PROBLEM: All the lines below should be set down exactly, with no picture carried into the copy.

Source records:
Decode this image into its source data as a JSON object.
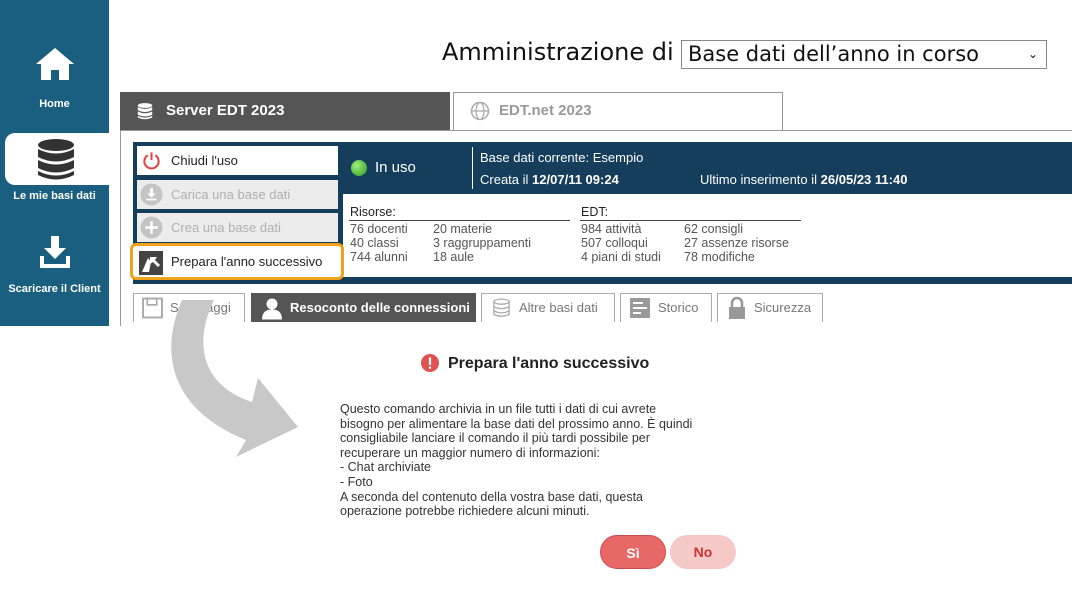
{
  "sidebar": {
    "items": [
      {
        "label": "Home",
        "icon": "home-icon"
      },
      {
        "label": "Le mie basi dati",
        "icon": "database-icon"
      },
      {
        "label": "Scaricare il Client",
        "icon": "download-icon"
      }
    ]
  },
  "header": {
    "admin_label": "Amministrazione di",
    "admin_select_value": "Base dati dell’anno in corso"
  },
  "tabs": {
    "server": "Server EDT 2023",
    "edtnet": "EDT.net 2023"
  },
  "actions": {
    "chiudi": "Chiudi l'uso",
    "carica": "Carica una base dati",
    "crea": "Crea una base dati",
    "prepara": "Prepara l'anno successivo"
  },
  "status": {
    "in_uso": "In uso",
    "base_corrente": "Base dati corrente: Esempio",
    "creata_label": "Creata il",
    "creata_value": "12/07/11 09:24",
    "ultimo_label": "Ultimo inserimento il",
    "ultimo_value": "26/05/23 11:40"
  },
  "risorse": {
    "title": "Risorse:",
    "col1": [
      "76 docenti",
      "40 classi",
      "744 alunni"
    ],
    "col2": [
      "20 materie",
      "3 raggruppamenti",
      "18 aule"
    ]
  },
  "edt": {
    "title": "EDT:",
    "col1": [
      "984 attività",
      "507 colloqui",
      "4 piani di studi"
    ],
    "col2": [
      "62 consigli",
      "27 assenze risorse",
      "78 modifiche"
    ]
  },
  "subtabs": [
    "Salvataggi",
    "Resoconto delle connessioni",
    "Altre basi dati",
    "Storico",
    "Sicurezza"
  ],
  "dialog": {
    "title": "Prepara l'anno successivo",
    "body": "Questo comando archivia in un file tutti i dati di cui avrete\nbisogno per alimentare la base dati del prossimo anno. È quindi\nconsigliabile lanciare il comando il più tardi possibile per\nrecuperare un maggior numero di informazioni:\n- Chat archiviate\n- Foto\nA seconda del contenuto della vostra base dati, questa\noperazione potrebbe richiedere alcuni minuti.",
    "yes": "Sì",
    "no": "No"
  },
  "colors": {
    "sidebar": "#1a5f7f",
    "panel": "#153e5c",
    "highlight": "#f0a21b",
    "danger": "#e86767"
  }
}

SOLUTION TO THIS EXERCISE:
Decode this image into its source data as a JSON object.
{
  "sidebar": {
    "items": [
      {
        "label": "Home",
        "icon": "home-icon"
      },
      {
        "label": "Le mie basi dati",
        "icon": "database-icon"
      },
      {
        "label": "Scaricare il Client",
        "icon": "download-icon"
      }
    ]
  },
  "header": {
    "admin_label": "Amministrazione di",
    "admin_select_value": "Base dati dell’anno in corso"
  },
  "tabs": {
    "server": "Server EDT 2023",
    "edtnet": "EDT.net 2023"
  },
  "actions": {
    "chiudi": "Chiudi l'uso",
    "carica": "Carica una base dati",
    "crea": "Crea una base dati",
    "prepara": "Prepara l'anno successivo"
  },
  "status": {
    "in_uso": "In uso",
    "base_corrente": "Base dati corrente: Esempio",
    "creata_label": "Creata il",
    "creata_value": "12/07/11 09:24",
    "ultimo_label": "Ultimo inserimento il",
    "ultimo_value": "26/05/23 11:40"
  },
  "risorse": {
    "title": "Risorse:",
    "col1": [
      "76 docenti",
      "40 classi",
      "744 alunni"
    ],
    "col2": [
      "20 materie",
      "3 raggruppamenti",
      "18 aule"
    ]
  },
  "edt": {
    "title": "EDT:",
    "col1": [
      "984 attività",
      "507 colloqui",
      "4 piani di studi"
    ],
    "col2": [
      "62 consigli",
      "27 assenze risorse",
      "78 modifiche"
    ]
  },
  "subtabs": [
    "Salvataggi",
    "Resoconto delle connessioni",
    "Altre basi dati",
    "Storico",
    "Sicurezza"
  ],
  "dialog": {
    "title": "Prepara l'anno successivo",
    "body": "Questo comando archivia in un file tutti i dati di cui avrete\nbisogno per alimentare la base dati del prossimo anno. È quindi\nconsigliabile lanciare il comando il più tardi possibile per\nrecuperare un maggior numero di informazioni:\n- Chat archiviate\n- Foto\nA seconda del contenuto della vostra base dati, questa\noperazione potrebbe richiedere alcuni minuti.",
    "yes": "Sì",
    "no": "No"
  },
  "colors": {
    "sidebar": "#1a5f7f",
    "panel": "#153e5c",
    "highlight": "#f0a21b",
    "danger": "#e86767"
  }
}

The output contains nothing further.